Mentions: To assess the effects of the Notch signaling pathway on the enhancement of the functional activity of CD8+ TEFF cells in vivo, GSI-TEFF cells or DMSO-TEFF cells were transferred into sensitized and challenged recipient WT mice before secondary OVA challenge. Secondary challenge of sensitized and challenged mice led to the development of increased AHR in WT mice, illustrated by significant increases in lung resistance (RL) (Fig. 2 A), as described previously in this model (31).Fig. 2 A also illustrates the changes in RL in WT recipients of GSI-TEFF cells or DMSO-TEFF cells undergoing secondary challenge. AHR to methacholine (MCh) was significantly increased in recipients of DMSO-TEFF cells, but recipients of GSI-TEFF cells failed to increase AHR over that seen in WT mice not receiving TEFF cells. Indeed, transfer of DMSO-TEFF cells significantly increased AHR, whereas transfer of GSI-TEFF cells inhibited the response to a modest degree. In parallel to the assessment of lung function, the inflammatory cell composition of BAL fluid was examined (Fig. 2 B). Eosinophil numbers in BAL fluid were significantly increased in the DMSO-TEFF cell recipient mice, whereas GSI-TEFF cell recipient mice did not show such increases. In contrast, neutrophil numbers were increased in GSI-TEFF cell recipients. Transfer of either DMSO-TEFF cells or GSF TEFF cells increased lymphocyte numbers in BAL fluid compared with WT control mice after secondary allergen challenge.
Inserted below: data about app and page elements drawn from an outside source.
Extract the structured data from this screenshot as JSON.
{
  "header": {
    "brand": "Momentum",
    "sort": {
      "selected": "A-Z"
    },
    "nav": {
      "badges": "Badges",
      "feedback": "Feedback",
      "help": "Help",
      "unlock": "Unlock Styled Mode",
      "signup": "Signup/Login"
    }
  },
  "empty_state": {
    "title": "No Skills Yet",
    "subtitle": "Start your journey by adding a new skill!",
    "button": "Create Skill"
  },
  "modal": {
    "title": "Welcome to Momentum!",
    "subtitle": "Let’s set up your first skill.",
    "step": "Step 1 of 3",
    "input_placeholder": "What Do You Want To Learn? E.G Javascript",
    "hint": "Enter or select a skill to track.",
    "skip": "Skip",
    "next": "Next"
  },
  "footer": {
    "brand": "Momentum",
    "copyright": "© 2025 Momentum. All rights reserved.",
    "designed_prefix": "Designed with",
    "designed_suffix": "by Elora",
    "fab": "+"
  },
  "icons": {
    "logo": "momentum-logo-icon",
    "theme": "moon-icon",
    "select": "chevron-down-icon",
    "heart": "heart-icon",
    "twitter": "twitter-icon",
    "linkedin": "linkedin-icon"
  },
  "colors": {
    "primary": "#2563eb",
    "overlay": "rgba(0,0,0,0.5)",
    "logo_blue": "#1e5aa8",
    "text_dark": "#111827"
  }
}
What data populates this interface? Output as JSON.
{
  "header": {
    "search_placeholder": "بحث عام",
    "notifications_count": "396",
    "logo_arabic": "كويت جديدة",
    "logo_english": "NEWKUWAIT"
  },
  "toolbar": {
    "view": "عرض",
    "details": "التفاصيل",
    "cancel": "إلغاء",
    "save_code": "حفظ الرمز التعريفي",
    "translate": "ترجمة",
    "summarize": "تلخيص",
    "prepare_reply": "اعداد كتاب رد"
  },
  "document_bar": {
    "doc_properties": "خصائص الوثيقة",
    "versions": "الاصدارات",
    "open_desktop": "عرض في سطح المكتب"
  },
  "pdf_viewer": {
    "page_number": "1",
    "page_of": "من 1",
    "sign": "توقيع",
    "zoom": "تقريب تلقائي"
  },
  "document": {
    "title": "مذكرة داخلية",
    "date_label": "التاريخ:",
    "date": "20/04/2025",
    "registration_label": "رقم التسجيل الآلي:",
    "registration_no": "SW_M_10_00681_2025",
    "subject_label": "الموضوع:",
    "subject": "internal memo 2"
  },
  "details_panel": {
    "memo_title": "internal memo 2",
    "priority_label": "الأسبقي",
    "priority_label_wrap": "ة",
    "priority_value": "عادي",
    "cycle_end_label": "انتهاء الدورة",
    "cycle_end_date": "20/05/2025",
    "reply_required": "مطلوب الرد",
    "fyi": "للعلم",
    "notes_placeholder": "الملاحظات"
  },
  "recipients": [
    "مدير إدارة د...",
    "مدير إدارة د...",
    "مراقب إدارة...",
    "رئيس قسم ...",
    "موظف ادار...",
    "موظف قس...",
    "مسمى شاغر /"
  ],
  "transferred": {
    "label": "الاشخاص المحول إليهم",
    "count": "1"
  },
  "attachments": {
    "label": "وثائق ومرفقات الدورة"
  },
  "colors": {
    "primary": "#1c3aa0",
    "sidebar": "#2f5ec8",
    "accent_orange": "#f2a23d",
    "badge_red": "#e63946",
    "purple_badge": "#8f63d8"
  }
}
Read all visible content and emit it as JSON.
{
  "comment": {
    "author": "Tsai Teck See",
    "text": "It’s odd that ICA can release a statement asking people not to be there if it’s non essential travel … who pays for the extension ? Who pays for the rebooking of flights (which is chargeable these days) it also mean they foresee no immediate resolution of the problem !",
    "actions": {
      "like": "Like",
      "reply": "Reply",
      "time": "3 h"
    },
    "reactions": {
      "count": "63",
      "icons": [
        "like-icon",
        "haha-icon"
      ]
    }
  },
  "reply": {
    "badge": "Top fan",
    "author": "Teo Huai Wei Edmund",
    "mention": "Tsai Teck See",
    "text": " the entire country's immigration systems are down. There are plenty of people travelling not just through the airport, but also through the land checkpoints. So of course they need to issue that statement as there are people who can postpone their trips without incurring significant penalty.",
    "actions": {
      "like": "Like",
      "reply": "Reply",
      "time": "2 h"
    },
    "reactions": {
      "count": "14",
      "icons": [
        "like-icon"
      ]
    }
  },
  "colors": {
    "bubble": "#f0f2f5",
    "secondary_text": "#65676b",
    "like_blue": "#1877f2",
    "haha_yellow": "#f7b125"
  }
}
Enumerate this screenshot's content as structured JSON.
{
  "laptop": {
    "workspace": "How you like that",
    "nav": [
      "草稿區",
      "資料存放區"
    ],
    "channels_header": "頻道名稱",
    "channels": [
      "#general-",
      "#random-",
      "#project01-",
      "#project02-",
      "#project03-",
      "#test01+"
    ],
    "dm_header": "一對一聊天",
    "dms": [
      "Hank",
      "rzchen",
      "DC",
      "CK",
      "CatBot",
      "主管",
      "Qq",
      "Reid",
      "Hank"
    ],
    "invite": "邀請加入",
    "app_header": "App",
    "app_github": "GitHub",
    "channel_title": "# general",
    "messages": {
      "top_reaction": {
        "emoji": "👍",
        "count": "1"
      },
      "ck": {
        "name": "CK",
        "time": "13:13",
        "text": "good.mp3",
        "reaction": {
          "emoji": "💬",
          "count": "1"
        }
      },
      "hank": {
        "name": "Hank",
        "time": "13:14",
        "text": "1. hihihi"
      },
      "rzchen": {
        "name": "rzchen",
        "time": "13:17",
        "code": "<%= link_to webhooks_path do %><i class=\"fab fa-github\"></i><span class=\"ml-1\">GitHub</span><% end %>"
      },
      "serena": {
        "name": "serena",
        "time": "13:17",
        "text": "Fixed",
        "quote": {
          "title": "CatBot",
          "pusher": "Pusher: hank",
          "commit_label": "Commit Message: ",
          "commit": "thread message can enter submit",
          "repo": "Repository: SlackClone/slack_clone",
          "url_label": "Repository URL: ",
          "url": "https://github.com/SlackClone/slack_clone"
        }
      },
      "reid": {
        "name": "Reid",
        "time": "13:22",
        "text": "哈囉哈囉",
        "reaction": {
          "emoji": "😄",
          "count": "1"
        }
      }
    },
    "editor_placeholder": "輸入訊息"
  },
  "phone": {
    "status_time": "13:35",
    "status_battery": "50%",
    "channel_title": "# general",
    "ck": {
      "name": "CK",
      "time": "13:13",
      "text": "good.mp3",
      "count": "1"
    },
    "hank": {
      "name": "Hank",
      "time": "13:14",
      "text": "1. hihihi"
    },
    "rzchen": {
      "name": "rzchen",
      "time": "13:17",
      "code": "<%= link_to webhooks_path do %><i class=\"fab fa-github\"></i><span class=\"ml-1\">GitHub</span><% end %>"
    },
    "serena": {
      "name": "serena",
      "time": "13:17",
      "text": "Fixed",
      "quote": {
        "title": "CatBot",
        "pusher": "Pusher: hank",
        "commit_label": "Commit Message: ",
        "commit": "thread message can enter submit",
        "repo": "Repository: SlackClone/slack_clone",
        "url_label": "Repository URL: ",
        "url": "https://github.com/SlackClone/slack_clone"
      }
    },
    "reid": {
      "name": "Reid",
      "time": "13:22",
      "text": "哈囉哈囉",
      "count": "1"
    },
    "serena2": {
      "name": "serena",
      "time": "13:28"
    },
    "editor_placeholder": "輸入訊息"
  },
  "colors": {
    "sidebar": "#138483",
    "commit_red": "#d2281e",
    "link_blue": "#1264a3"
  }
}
Bottom Line: Examining transcription levels, there was a strong induction of Notch1 in T(EFF) cells compared with central memory CD8(+) T cells.These effects of GSI were also associated with increased expression of the Notch ligand Delta1 in T(EFF) cells.These results demonstrate a role for Notch in skewing the T cell response from a T helper (Th)2 to a Th1 phenotype as a consequence of the inhibition of Notch receptor activation and the up-regulation of the Notch ligand Delta1.

View Article: PubMed Central - PubMed

Affiliation: Division of Cell Biology, Department of Pediatrics, National Jewish Medical and Research Center, Denver, CO 80206, USA.

ABSTRACT
Adoptive transfer of in vivo-primed CD8(+) T cells or in vitro-generated effector memory CD8(+) T (T(EFF)) cells restores airway hyperresponsiveness (AHR) and airway inflammation in CD8-deficient (CD8(-/-)) mice. Examining transcription levels, there was a strong induction of Notch1 in T(EFF) cells compared with central memory CD8(+) T cells. Treatment of T(EFF) cells with a gamma-secretase inhibitor (GSI) strongly inhibited Notch signaling in these cells, and after adoptive transfer, GSI-treated T(EFF) cells failed to restore AHR and airway inflammation in sensitized and challenged recipient CD8(-/-) mice, or to enhance these responses in recipient wild-type (WT) mice. These effects of GSI were also associated with increased expression of the Notch ligand Delta1 in T(EFF) cells. Treatment of sensitized and challenged WT mice with Delta1-Fc resulted in decreased AHR and airway inflammation accompanied by higher levels of interferon gamma in bronchoalveolar lavage fluid. These results demonstrate a role for Notch in skewing the T cell response from a T helper (Th)2 to a Th1 phenotype as a consequence of the inhibition of Notch receptor activation and the up-regulation of the Notch ligand Delta1. These data are the first to show a functional role for Notch in the challenge phase of CD8(+) T cell-mediated development of AHR and airway inflammation, and identify Delta1 as an important regulator of allergic airway inflammation.

Show MeSH
Related in: MedlinePlus